Healthcare-related data breaches just are showing no signs of slowing down. Just last week, the Stamford Podiatry Group was reported by the U.S. Department of Health and Human Services Office for Civil Rights to have suffered a hacking/IT incident that exposed the records of 40,491 people. Days later, the same office reported that Washington DC, VA Medical Center suffered a physical record theft that exposed 1,062 individuals.
We’re seeing breaches in healthcare like that, both large and small, all too often.
It’s happening at a critical time for the healthcare industry. Billions are being invested in technology to help patients and providers make better decisions and to clear away much of the wasteful paperwork and clumsy workflow that has plagued the healthcare market for years. The challenge in the next few years is to secure these systems so that lax security in the industry doesn’t derail the progress that could be made with electronic health records and the convergence of the Internet of Things with medical devices.
According to a report published last year by research firm Transparency Market Research, the Electronic Health Records (EHR) Market reached $15.56 billion in 2013 and is expected to hit $23.98 billion by 2020. And the more these records are shared electronically, the greater the risk for more, and even bigger data breaches.
Last year, more than 100 million healthcare records were exposed in more than 253 breaches in the US, according to the Office of Civil Rights (OCR) under Health and Human Services website.
Then 2016 started out hard on the healthcare industry with a series of breaches right after the calendar change, including Aventura Florida-based Elite Imaging on January 4, which involved 1,457 records. On January 5, the Portland, Ore-based Washington Hospital Healthcare System notified customers of a data breach to their system in the Washington Community Health Resource Library. This system is used to maintain library identification cards. The information compromised included names, addresses and driver's license numbers.
The very next day Brookville , NY AHRC Nassau suffered a data breach of 1,200 records when unauthorized disclosure of files containing personal information was exposed. The specific information compromised was not communicated.

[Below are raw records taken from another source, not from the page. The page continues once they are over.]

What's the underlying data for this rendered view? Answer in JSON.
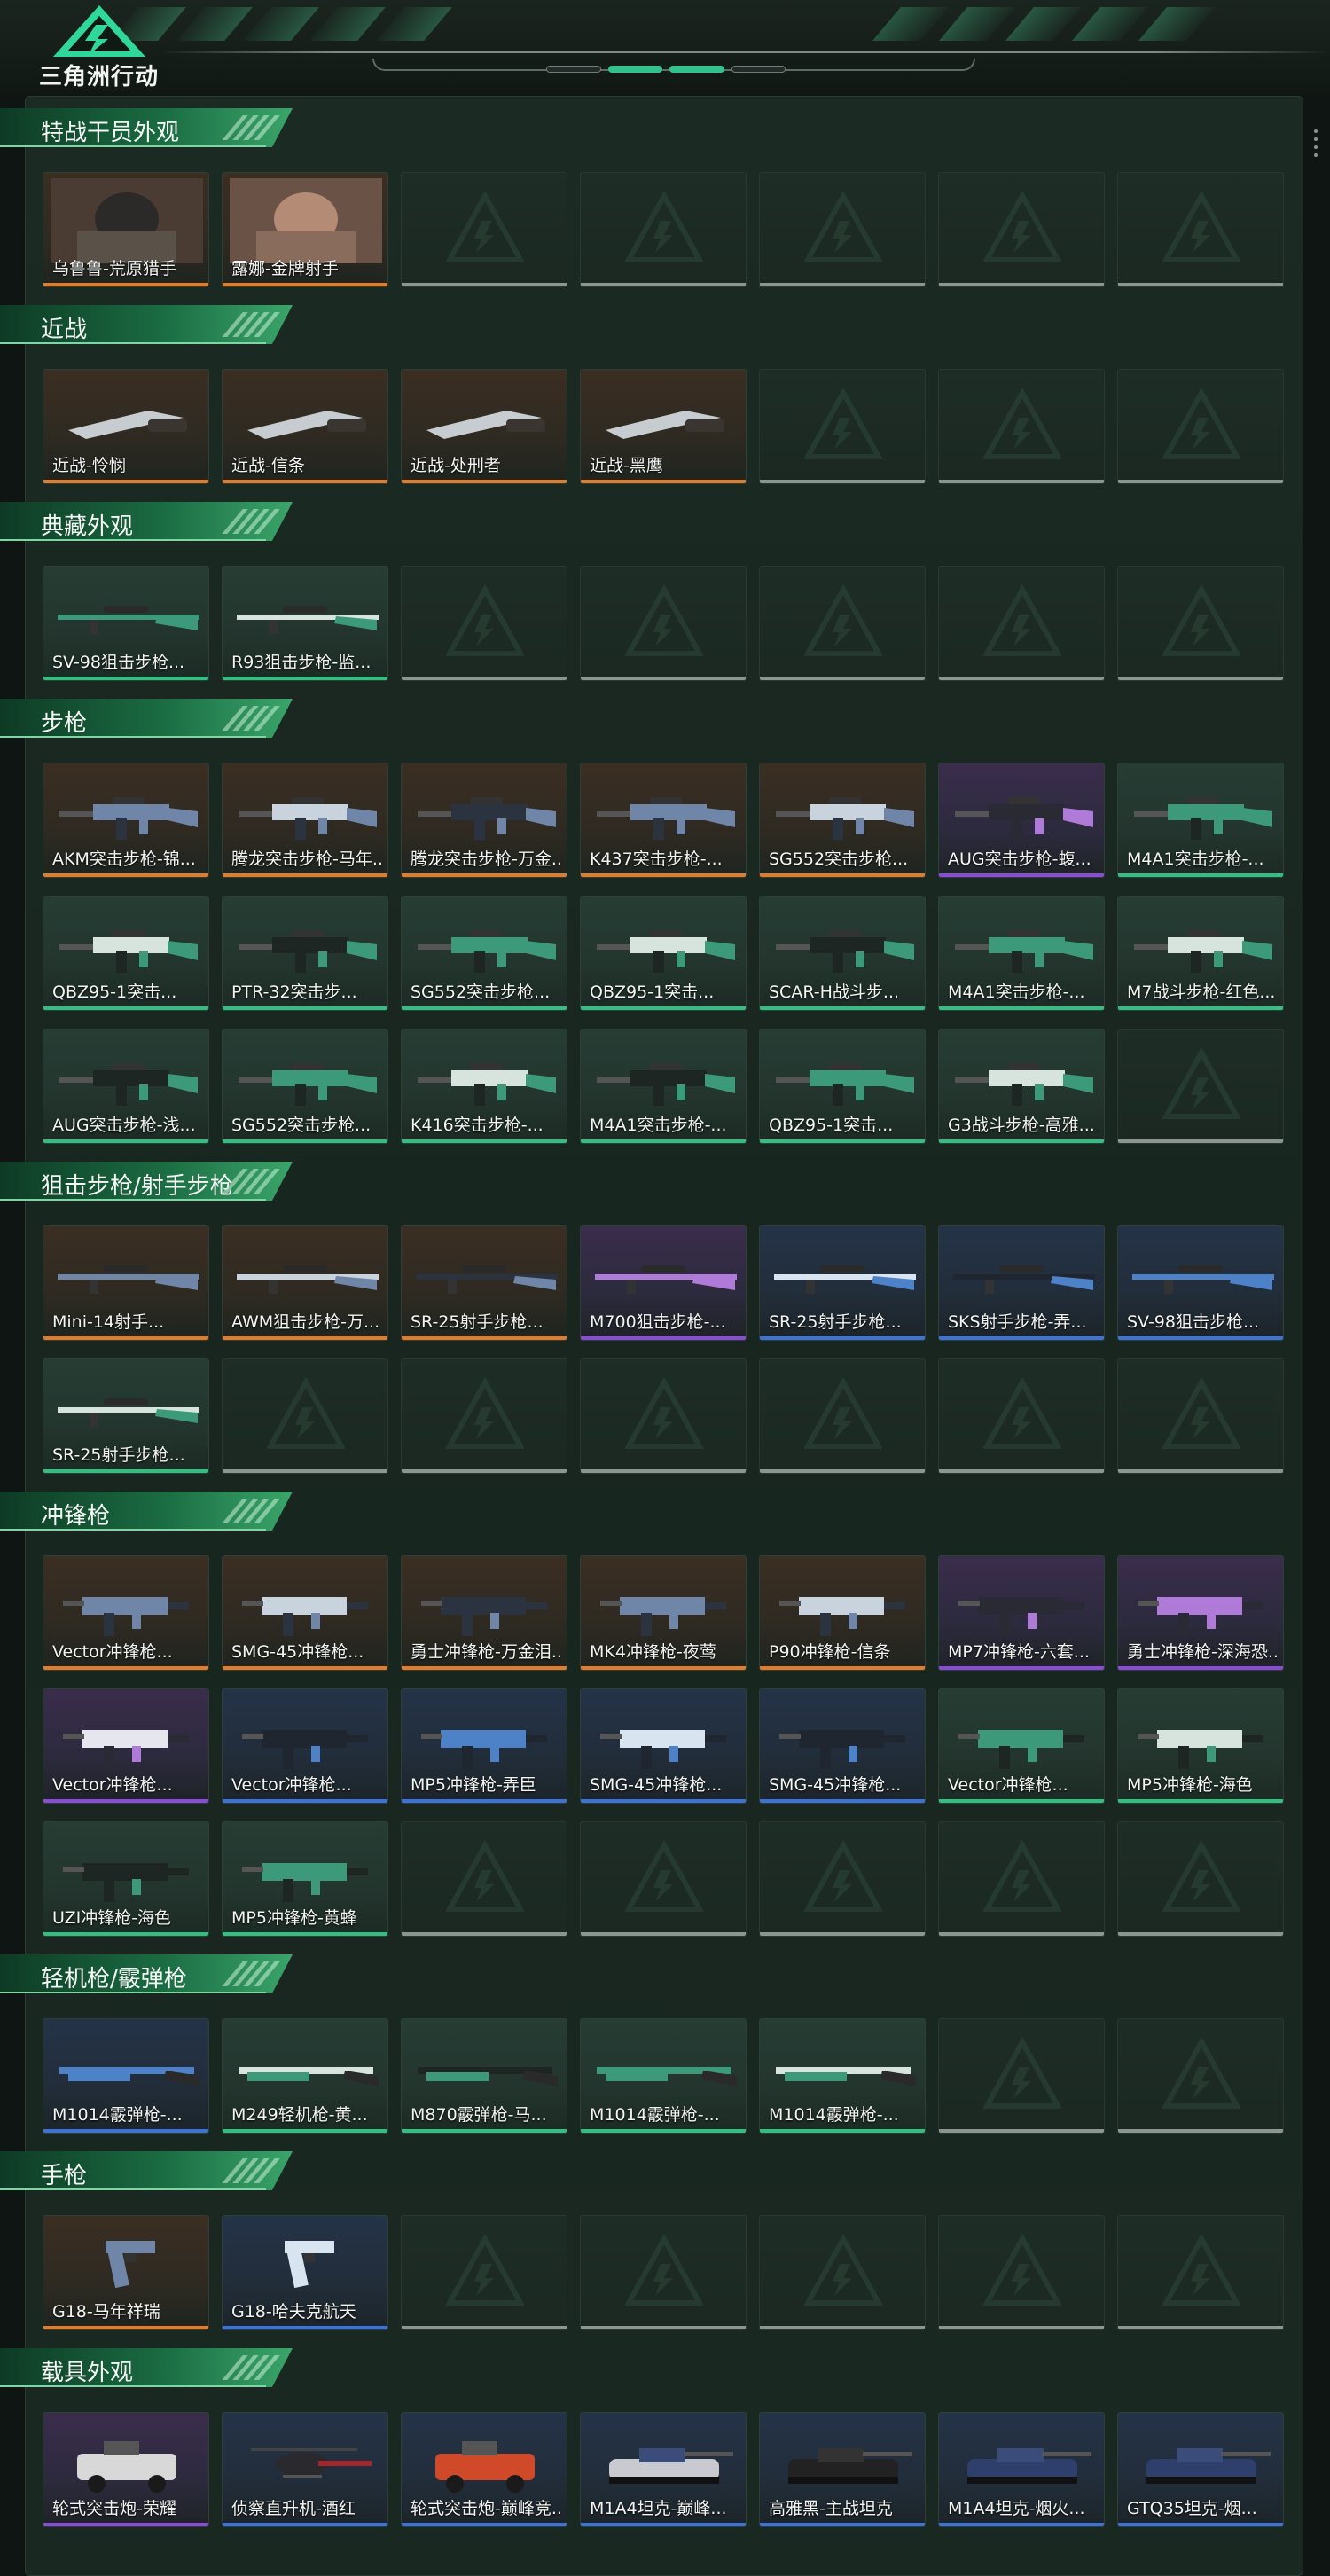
{
  "app": {
    "logo_text": "三角洲行动"
  },
  "pager": {
    "pages": 4,
    "active_index": 1
  },
  "colors": {
    "rarity_orange": "#e07c2a",
    "rarity_purple": "#8a4cd8",
    "rarity_blue": "#3b73d8",
    "rarity_green": "#2fc082",
    "empty_grey": "#8c9690",
    "category_header": "#1a6b42"
  },
  "categories": [
    {
      "title": "特战干员外观",
      "slots": 7,
      "items": [
        {
          "name": "乌鲁鲁-荒原猎手",
          "rarity": "orange",
          "art": "operator"
        },
        {
          "name": "露娜-金牌射手",
          "rarity": "orange",
          "art": "operator2"
        }
      ]
    },
    {
      "title": "近战",
      "slots": 7,
      "items": [
        {
          "name": "近战-怜悯",
          "rarity": "orange",
          "art": "knife"
        },
        {
          "name": "近战-信条",
          "rarity": "orange",
          "art": "knife"
        },
        {
          "name": "近战-处刑者",
          "rarity": "orange",
          "art": "knife"
        },
        {
          "name": "近战-黑鹰",
          "rarity": "orange",
          "art": "knife"
        }
      ]
    },
    {
      "title": "典藏外观",
      "slots": 7,
      "items": [
        {
          "name": "SV-98狙击步枪...",
          "rarity": "green",
          "art": "sniper"
        },
        {
          "name": "R93狙击步枪-监...",
          "rarity": "green",
          "art": "sniper"
        }
      ]
    },
    {
      "title": "步枪",
      "slots": 21,
      "items": [
        {
          "name": "AKM突击步枪-锦...",
          "rarity": "orange",
          "art": "rifle"
        },
        {
          "name": "腾龙突击步枪-马年...",
          "rarity": "orange",
          "art": "rifle"
        },
        {
          "name": "腾龙突击步枪-万金...",
          "rarity": "orange",
          "art": "rifle"
        },
        {
          "name": "K437突击步枪-...",
          "rarity": "orange",
          "art": "rifle"
        },
        {
          "name": "SG552突击步枪...",
          "rarity": "orange",
          "art": "rifle"
        },
        {
          "name": "AUG突击步枪-蝮...",
          "rarity": "purple",
          "art": "rifle"
        },
        {
          "name": "M4A1突击步枪-...",
          "rarity": "green",
          "art": "rifle"
        },
        {
          "name": "QBZ95-1突击...",
          "rarity": "green",
          "art": "rifle"
        },
        {
          "name": "PTR-32突击步...",
          "rarity": "green",
          "art": "rifle"
        },
        {
          "name": "SG552突击步枪...",
          "rarity": "green",
          "art": "rifle"
        },
        {
          "name": "QBZ95-1突击...",
          "rarity": "green",
          "art": "rifle"
        },
        {
          "name": "SCAR-H战斗步...",
          "rarity": "green",
          "art": "rifle"
        },
        {
          "name": "M4A1突击步枪-...",
          "rarity": "green",
          "art": "rifle"
        },
        {
          "name": "M7战斗步枪-红色...",
          "rarity": "green",
          "art": "rifle"
        },
        {
          "name": "AUG突击步枪-浅...",
          "rarity": "green",
          "art": "rifle"
        },
        {
          "name": "SG552突击步枪...",
          "rarity": "green",
          "art": "rifle"
        },
        {
          "name": "K416突击步枪-...",
          "rarity": "green",
          "art": "rifle"
        },
        {
          "name": "M4A1突击步枪-...",
          "rarity": "green",
          "art": "rifle"
        },
        {
          "name": "QBZ95-1突击...",
          "rarity": "green",
          "art": "rifle"
        },
        {
          "name": "G3战斗步枪-高雅...",
          "rarity": "green",
          "art": "rifle"
        }
      ]
    },
    {
      "title": "狙击步枪/射手步枪",
      "slots": 14,
      "items": [
        {
          "name": "Mini-14射手...",
          "rarity": "orange",
          "art": "sniper"
        },
        {
          "name": "AWM狙击步枪-万...",
          "rarity": "orange",
          "art": "sniper"
        },
        {
          "name": "SR-25射手步枪...",
          "rarity": "orange",
          "art": "sniper"
        },
        {
          "name": "M700狙击步枪-...",
          "rarity": "purple",
          "art": "sniper"
        },
        {
          "name": "SR-25射手步枪...",
          "rarity": "blue",
          "art": "sniper"
        },
        {
          "name": "SKS射手步枪-弄...",
          "rarity": "blue",
          "art": "sniper"
        },
        {
          "name": "SV-98狙击步枪...",
          "rarity": "blue",
          "art": "sniper"
        },
        {
          "name": "SR-25射手步枪...",
          "rarity": "green",
          "art": "sniper"
        }
      ]
    },
    {
      "title": "冲锋枪",
      "slots": 21,
      "items": [
        {
          "name": "Vector冲锋枪...",
          "rarity": "orange",
          "art": "smg"
        },
        {
          "name": "SMG-45冲锋枪...",
          "rarity": "orange",
          "art": "smg"
        },
        {
          "name": "勇士冲锋枪-万金泪...",
          "rarity": "orange",
          "art": "smg"
        },
        {
          "name": "MK4冲锋枪-夜莺",
          "rarity": "orange",
          "art": "smg"
        },
        {
          "name": "P90冲锋枪-信条",
          "rarity": "orange",
          "art": "smg"
        },
        {
          "name": "MP7冲锋枪-六套...",
          "rarity": "purple",
          "art": "smg"
        },
        {
          "name": "勇士冲锋枪-深海恐...",
          "rarity": "purple",
          "art": "smg"
        },
        {
          "name": "Vector冲锋枪...",
          "rarity": "purple",
          "art": "smg"
        },
        {
          "name": "Vector冲锋枪...",
          "rarity": "blue",
          "art": "smg"
        },
        {
          "name": "MP5冲锋枪-弄臣",
          "rarity": "blue",
          "art": "smg"
        },
        {
          "name": "SMG-45冲锋枪...",
          "rarity": "blue",
          "art": "smg"
        },
        {
          "name": "SMG-45冲锋枪...",
          "rarity": "blue",
          "art": "smg"
        },
        {
          "name": "Vector冲锋枪...",
          "rarity": "green",
          "art": "smg"
        },
        {
          "name": "MP5冲锋枪-海色",
          "rarity": "green",
          "art": "smg"
        },
        {
          "name": "UZI冲锋枪-海色",
          "rarity": "green",
          "art": "smg"
        },
        {
          "name": "MP5冲锋枪-黄蜂",
          "rarity": "green",
          "art": "smg"
        }
      ]
    },
    {
      "title": "轻机枪/霰弹枪",
      "slots": 7,
      "items": [
        {
          "name": "M1014霰弹枪-...",
          "rarity": "blue",
          "art": "shotgun"
        },
        {
          "name": "M249轻机枪-黄...",
          "rarity": "green",
          "art": "shotgun"
        },
        {
          "name": "M870霰弹枪-马...",
          "rarity": "green",
          "art": "shotgun"
        },
        {
          "name": "M1014霰弹枪-...",
          "rarity": "green",
          "art": "shotgun"
        },
        {
          "name": "M1014霰弹枪-...",
          "rarity": "green",
          "art": "shotgun"
        }
      ]
    },
    {
      "title": "手枪",
      "slots": 7,
      "items": [
        {
          "name": "G18-马年祥瑞",
          "rarity": "orange",
          "art": "pistol"
        },
        {
          "name": "G18-哈夫克航天",
          "rarity": "blue",
          "art": "pistol"
        }
      ]
    },
    {
      "title": "载具外观",
      "slots": 7,
      "items": [
        {
          "name": "轮式突击炮-荣耀",
          "rarity": "purple",
          "art": "vehicle"
        },
        {
          "name": "侦察直升机-酒红",
          "rarity": "blue",
          "art": "heli"
        },
        {
          "name": "轮式突击炮-巅峰竞...",
          "rarity": "blue",
          "art": "vehicle"
        },
        {
          "name": "M1A4坦克-巅峰...",
          "rarity": "blue",
          "art": "tank"
        },
        {
          "name": "高雅黑-主战坦克",
          "rarity": "blue",
          "art": "tank"
        },
        {
          "name": "M1A4坦克-烟火...",
          "rarity": "blue",
          "art": "tank"
        },
        {
          "name": "GTQ35坦克-烟...",
          "rarity": "blue",
          "art": "tank"
        }
      ]
    }
  ]
}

Nearly every healthcare CISO I speak with tends to think the security in their organization is adequate, if not top notch. Yet the number of data breaches, like those detailed above, undermine confidence. Analysis by the Ponemon Sixth Annual Benchmark Study on Privacy and Security of Healthcare Data found a staggering 89 percent of healthcare organizations have been breached in the past two years.
The survey analysis didn’t get much better from there. The survey also found that 79 percent of healthcare enterprises had at least two data breaches over the same period, while 45 percent suffered at least five data breaches in two years.

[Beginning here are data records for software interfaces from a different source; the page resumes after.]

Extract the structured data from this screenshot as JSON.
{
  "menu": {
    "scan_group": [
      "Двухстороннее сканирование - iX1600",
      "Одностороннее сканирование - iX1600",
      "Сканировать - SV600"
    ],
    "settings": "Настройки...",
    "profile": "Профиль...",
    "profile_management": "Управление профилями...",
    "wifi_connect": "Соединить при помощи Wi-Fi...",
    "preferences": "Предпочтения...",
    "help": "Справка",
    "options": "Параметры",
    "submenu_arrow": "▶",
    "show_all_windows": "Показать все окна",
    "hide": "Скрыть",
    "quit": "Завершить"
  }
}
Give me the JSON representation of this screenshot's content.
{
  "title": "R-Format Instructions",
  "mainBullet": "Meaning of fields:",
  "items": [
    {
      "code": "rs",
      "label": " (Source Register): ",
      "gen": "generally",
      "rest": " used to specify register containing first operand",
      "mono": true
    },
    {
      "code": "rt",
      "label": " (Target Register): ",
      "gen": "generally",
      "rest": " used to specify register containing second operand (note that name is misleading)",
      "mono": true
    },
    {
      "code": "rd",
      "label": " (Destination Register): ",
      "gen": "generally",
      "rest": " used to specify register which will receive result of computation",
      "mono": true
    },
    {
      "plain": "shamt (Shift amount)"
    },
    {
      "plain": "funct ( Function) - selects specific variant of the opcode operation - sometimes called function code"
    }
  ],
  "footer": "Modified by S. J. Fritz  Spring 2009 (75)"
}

When it comes to the cause of these data breaches, it’s an even split between mistakes made by employees and partners and stolen devices (opportunistic theft of the device) and criminal attacks. The data commonly exposed are medical records. The average cost of a healthcare data breach during the two years analyzed reached $2.2 million.
Overall, companies in the healthcare sector are three times as likely to have a data breach than the average firm in any other industry. According to the FBI, the value of patient data is 20 times as high as financial data – most likely because the market is already flooded with credit card data. Credit card firms and banks have also greatly improved their ability to spot fraudulent activity.
The industry needs to find itself a data breach cure soon. Not only to fix the infections and data breaches, and curtail regulatory fines and all of the associated data breach costs - which are all bad enough – but, as noted above, the industry is also going through tremendous technological upheaval. More doctors, patients and hospitals are relying on technology to diagnose, deliver and manage care. Medical devices are becoming networked and wireless – and hackable. Patients are wearing medical devices that measure and report conditions back to their physicians. Hospitals and insurers are relying ever more on electronic medical and health records. And more patients than ever would rather contact their doctor by web form than filling out in-office forms.
As these levels of connectedness grow, so will the nature and significance of the data breaches. While the level of breaches so far has seemed bad as the industry moves toward the increased convenience and benefits of connected health, these breaches to date will look like the good old days.